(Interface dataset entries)

━━━━━━━━━━━━━━━━━━━━

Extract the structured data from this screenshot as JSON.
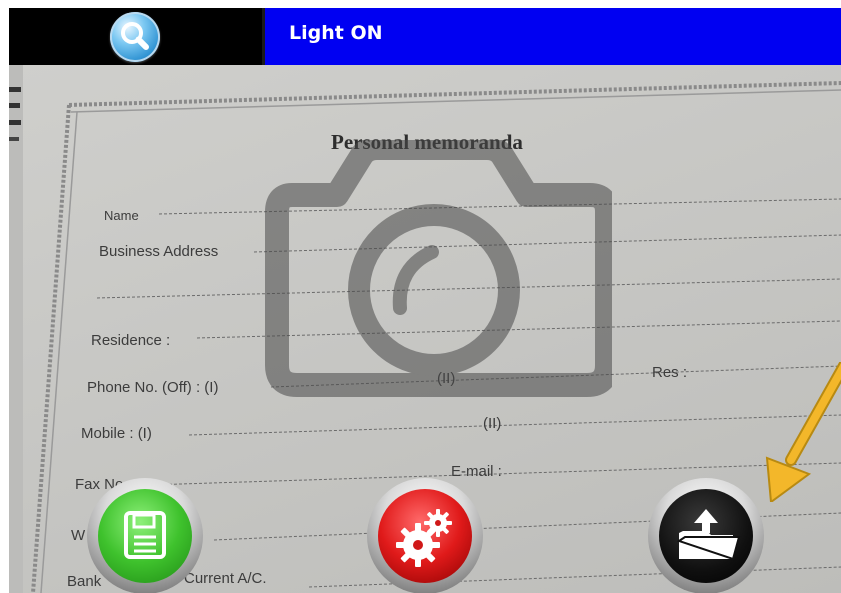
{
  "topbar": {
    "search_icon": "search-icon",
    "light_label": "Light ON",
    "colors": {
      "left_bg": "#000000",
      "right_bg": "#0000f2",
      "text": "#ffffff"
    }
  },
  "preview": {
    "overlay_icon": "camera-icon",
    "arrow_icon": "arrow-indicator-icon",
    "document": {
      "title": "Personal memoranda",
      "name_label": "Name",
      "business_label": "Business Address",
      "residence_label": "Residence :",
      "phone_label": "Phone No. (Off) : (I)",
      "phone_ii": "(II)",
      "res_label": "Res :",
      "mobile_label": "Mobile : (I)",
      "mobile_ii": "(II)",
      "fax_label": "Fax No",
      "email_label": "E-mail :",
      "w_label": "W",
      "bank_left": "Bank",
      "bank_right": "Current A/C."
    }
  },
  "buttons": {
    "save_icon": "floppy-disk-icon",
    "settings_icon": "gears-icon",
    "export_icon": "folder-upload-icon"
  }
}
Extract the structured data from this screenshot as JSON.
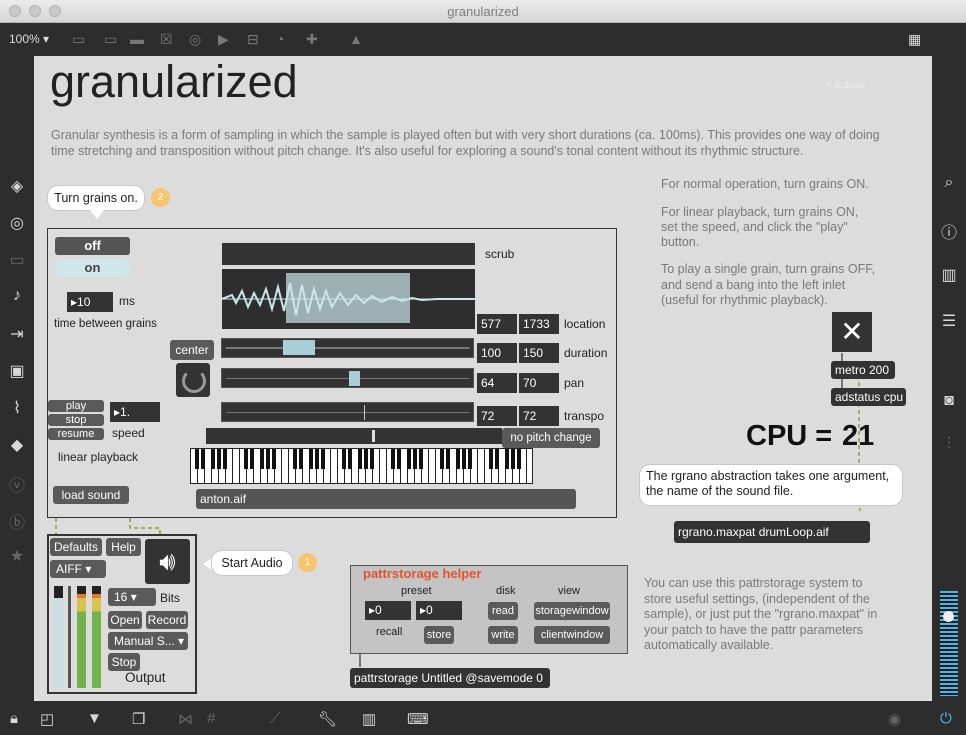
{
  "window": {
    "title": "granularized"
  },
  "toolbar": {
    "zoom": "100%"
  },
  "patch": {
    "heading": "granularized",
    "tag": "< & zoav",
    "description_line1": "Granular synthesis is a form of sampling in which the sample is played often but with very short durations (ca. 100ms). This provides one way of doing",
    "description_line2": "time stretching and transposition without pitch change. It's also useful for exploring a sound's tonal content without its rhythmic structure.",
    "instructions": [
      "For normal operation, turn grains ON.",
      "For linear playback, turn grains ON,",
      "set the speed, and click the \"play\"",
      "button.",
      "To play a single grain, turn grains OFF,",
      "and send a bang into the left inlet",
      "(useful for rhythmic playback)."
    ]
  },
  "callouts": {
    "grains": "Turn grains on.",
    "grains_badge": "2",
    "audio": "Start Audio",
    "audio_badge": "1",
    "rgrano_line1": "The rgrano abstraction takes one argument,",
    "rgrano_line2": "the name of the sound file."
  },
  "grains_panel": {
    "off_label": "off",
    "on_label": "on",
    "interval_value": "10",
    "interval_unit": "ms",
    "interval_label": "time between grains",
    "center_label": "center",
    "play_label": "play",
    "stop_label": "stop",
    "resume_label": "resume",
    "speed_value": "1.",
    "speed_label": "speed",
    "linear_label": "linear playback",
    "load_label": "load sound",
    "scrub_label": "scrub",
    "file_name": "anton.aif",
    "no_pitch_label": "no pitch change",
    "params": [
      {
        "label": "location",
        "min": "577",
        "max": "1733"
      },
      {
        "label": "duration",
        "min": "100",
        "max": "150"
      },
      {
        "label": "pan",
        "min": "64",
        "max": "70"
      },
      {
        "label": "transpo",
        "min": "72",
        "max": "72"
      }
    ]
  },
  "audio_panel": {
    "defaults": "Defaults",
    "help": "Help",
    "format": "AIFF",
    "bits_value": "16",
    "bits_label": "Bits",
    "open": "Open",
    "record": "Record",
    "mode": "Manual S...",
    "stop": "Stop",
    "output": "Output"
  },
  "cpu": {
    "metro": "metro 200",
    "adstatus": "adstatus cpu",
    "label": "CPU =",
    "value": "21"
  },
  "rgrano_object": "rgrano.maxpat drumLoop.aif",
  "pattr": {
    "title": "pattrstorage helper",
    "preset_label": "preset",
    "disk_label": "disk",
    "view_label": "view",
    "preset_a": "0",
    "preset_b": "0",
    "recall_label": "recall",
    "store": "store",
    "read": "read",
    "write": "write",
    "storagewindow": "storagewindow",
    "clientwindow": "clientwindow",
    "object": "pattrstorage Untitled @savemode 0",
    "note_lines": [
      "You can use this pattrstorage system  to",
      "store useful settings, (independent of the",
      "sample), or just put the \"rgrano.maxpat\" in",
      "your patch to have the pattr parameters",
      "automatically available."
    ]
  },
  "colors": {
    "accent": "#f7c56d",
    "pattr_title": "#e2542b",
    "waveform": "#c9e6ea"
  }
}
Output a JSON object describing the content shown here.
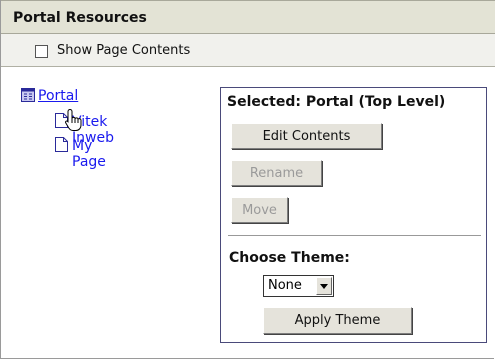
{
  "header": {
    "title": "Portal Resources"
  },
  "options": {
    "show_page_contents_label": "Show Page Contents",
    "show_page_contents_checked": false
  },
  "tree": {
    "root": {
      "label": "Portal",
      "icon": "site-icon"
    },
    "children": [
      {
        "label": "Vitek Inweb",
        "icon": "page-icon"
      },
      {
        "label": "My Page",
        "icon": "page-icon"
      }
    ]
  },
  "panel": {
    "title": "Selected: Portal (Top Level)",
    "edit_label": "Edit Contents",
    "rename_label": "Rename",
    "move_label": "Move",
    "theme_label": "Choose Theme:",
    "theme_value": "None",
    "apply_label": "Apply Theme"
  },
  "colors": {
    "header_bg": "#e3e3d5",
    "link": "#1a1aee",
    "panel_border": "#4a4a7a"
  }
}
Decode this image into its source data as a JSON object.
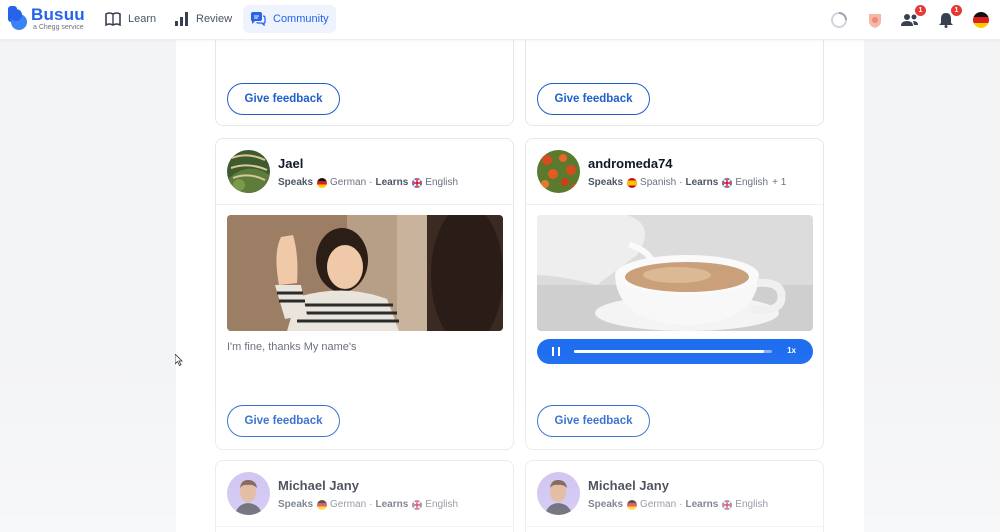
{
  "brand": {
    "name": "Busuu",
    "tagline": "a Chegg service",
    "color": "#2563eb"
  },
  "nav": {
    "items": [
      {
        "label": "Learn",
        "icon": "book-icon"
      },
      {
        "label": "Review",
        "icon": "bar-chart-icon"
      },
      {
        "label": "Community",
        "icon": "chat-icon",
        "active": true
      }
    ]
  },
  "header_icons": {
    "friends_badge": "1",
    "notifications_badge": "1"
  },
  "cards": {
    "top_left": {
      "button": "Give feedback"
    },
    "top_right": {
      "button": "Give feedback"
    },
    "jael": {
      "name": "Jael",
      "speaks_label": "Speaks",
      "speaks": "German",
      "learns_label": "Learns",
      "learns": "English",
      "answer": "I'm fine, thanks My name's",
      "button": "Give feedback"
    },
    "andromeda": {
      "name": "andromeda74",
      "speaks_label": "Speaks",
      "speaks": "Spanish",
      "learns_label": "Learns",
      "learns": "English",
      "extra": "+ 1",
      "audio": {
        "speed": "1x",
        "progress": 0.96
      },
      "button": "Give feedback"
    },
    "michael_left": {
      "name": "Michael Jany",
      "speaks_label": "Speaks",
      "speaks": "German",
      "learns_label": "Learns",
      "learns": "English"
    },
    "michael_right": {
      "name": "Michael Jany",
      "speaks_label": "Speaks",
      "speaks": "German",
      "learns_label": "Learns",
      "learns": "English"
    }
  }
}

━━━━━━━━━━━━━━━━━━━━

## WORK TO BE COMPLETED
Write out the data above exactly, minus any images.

## RESULT OF THE TASK
Extract the structured data from this screenshot as JSON.
{
  "topbar": {
    "search_icon": "search-icon",
    "light_label": "Light ON",
    "colors": {
      "left_bg": "#000000",
      "right_bg": "#0000f2",
      "text": "#ffffff"
    }
  },
  "preview": {
    "overlay_icon": "camera-icon",
    "arrow_icon": "arrow-indicator-icon",
    "document": {
      "title": "Personal memoranda",
      "name_label": "Name",
      "business_label": "Business Address",
      "residence_label": "Residence :",
      "phone_label": "Phone No. (Off) : (I)",
      "phone_ii": "(II)",
      "res_label": "Res :",
      "mobile_label": "Mobile : (I)",
      "mobile_ii": "(II)",
      "fax_label": "Fax No",
      "email_label": "E-mail :",
      "w_label": "W",
      "bank_left": "Bank",
      "bank_right": "Current A/C."
    }
  },
  "buttons": {
    "save_icon": "floppy-disk-icon",
    "settings_icon": "gears-icon",
    "export_icon": "folder-upload-icon"
  }
}
Extract the structured data from this screenshot as JSON.
{
  "window": {
    "title": "granularized"
  },
  "toolbar": {
    "zoom": "100%"
  },
  "patch": {
    "heading": "granularized",
    "tag": "< & zoav",
    "description_line1": "Granular synthesis is a form of sampling in which the sample is played often but with very short durations (ca. 100ms). This provides one way of doing",
    "description_line2": "time stretching and transposition without pitch change. It's also useful for exploring a sound's tonal content without its rhythmic structure.",
    "instructions": [
      "For normal operation, turn grains ON.",
      "For linear playback, turn grains ON,",
      "set the speed, and click the \"play\"",
      "button.",
      "To play a single grain, turn grains OFF,",
      "and send a bang into the left inlet",
      "(useful for rhythmic playback)."
    ]
  },
  "callouts": {
    "grains": "Turn grains on.",
    "grains_badge": "2",
    "audio": "Start Audio",
    "audio_badge": "1",
    "rgrano_line1": "The rgrano abstraction takes one argument,",
    "rgrano_line2": "the name of the sound file."
  },
  "grains_panel": {
    "off_label": "off",
    "on_label": "on",
    "interval_value": "10",
    "interval_unit": "ms",
    "interval_label": "time between grains",
    "center_label": "center",
    "play_label": "play",
    "stop_label": "stop",
    "resume_label": "resume",
    "speed_value": "1.",
    "speed_label": "speed",
    "linear_label": "linear playback",
    "load_label": "load sound",
    "scrub_label": "scrub",
    "file_name": "anton.aif",
    "no_pitch_label": "no pitch change",
    "params": [
      {
        "label": "location",
        "min": "577",
        "max": "1733"
      },
      {
        "label": "duration",
        "min": "100",
        "max": "150"
      },
      {
        "label": "pan",
        "min": "64",
        "max": "70"
      },
      {
        "label": "transpo",
        "min": "72",
        "max": "72"
      }
    ]
  },
  "audio_panel": {
    "defaults": "Defaults",
    "help": "Help",
    "format": "AIFF",
    "bits_value": "16",
    "bits_label": "Bits",
    "open": "Open",
    "record": "Record",
    "mode": "Manual S...",
    "stop": "Stop",
    "output": "Output"
  },
  "cpu": {
    "metro": "metro 200",
    "adstatus": "adstatus cpu",
    "label": "CPU =",
    "value": "21"
  },
  "rgrano_object": "rgrano.maxpat drumLoop.aif",
  "pattr": {
    "title": "pattrstorage helper",
    "preset_label": "preset",
    "disk_label": "disk",
    "view_label": "view",
    "preset_a": "0",
    "preset_b": "0",
    "recall_label": "recall",
    "store": "store",
    "read": "read",
    "write": "write",
    "storagewindow": "storagewindow",
    "clientwindow": "clientwindow",
    "object": "pattrstorage Untitled @savemode 0",
    "note_lines": [
      "You can use this pattrstorage system  to",
      "store useful settings, (independent of the",
      "sample), or just put the \"rgrano.maxpat\" in",
      "your patch to have the pattr parameters",
      "automatically available."
    ]
  },
  "colors": {
    "accent": "#f7c56d",
    "pattr_title": "#e2542b",
    "waveform": "#c9e6ea"
  }
}
Output a JSON object describing the content shown here.
{
  "header": {
    "title": "Portal Resources"
  },
  "options": {
    "show_page_contents_label": "Show Page Contents",
    "show_page_contents_checked": false
  },
  "tree": {
    "root": {
      "label": "Portal",
      "icon": "site-icon"
    },
    "children": [
      {
        "label": "Vitek Inweb",
        "icon": "page-icon"
      },
      {
        "label": "My Page",
        "icon": "page-icon"
      }
    ]
  },
  "panel": {
    "title": "Selected: Portal (Top Level)",
    "edit_label": "Edit Contents",
    "rename_label": "Rename",
    "move_label": "Move",
    "theme_label": "Choose Theme:",
    "theme_value": "None",
    "apply_label": "Apply Theme"
  },
  "colors": {
    "header_bg": "#e3e3d5",
    "link": "#1a1aee",
    "panel_border": "#4a4a7a"
  }
}
Decode this image into its source data as a JSON object.
{
  "brand": {
    "name": "Busuu",
    "tagline": "a Chegg service",
    "color": "#2563eb"
  },
  "nav": {
    "items": [
      {
        "label": "Learn",
        "icon": "book-icon"
      },
      {
        "label": "Review",
        "icon": "bar-chart-icon"
      },
      {
        "label": "Community",
        "icon": "chat-icon",
        "active": true
      }
    ]
  },
  "header_icons": {
    "friends_badge": "1",
    "notifications_badge": "1"
  },
  "cards": {
    "top_left": {
      "button": "Give feedback"
    },
    "top_right": {
      "button": "Give feedback"
    },
    "jael": {
      "name": "Jael",
      "speaks_label": "Speaks",
      "speaks": "German",
      "learns_label": "Learns",
      "learns": "English",
      "answer": "I'm fine, thanks My name's",
      "button": "Give feedback"
    },
    "andromeda": {
      "name": "andromeda74",
      "speaks_label": "Speaks",
      "speaks": "Spanish",
      "learns_label": "Learns",
      "learns": "English",
      "extra": "+ 1",
      "audio": {
        "speed": "1x",
        "progress": 0.96
      },
      "button": "Give feedback"
    },
    "michael_left": {
      "name": "Michael Jany",
      "speaks_label": "Speaks",
      "speaks": "German",
      "learns_label": "Learns",
      "learns": "English"
    },
    "michael_right": {
      "name": "Michael Jany",
      "speaks_label": "Speaks",
      "speaks": "German",
      "learns_label": "Learns",
      "learns": "English"
    }
  }
}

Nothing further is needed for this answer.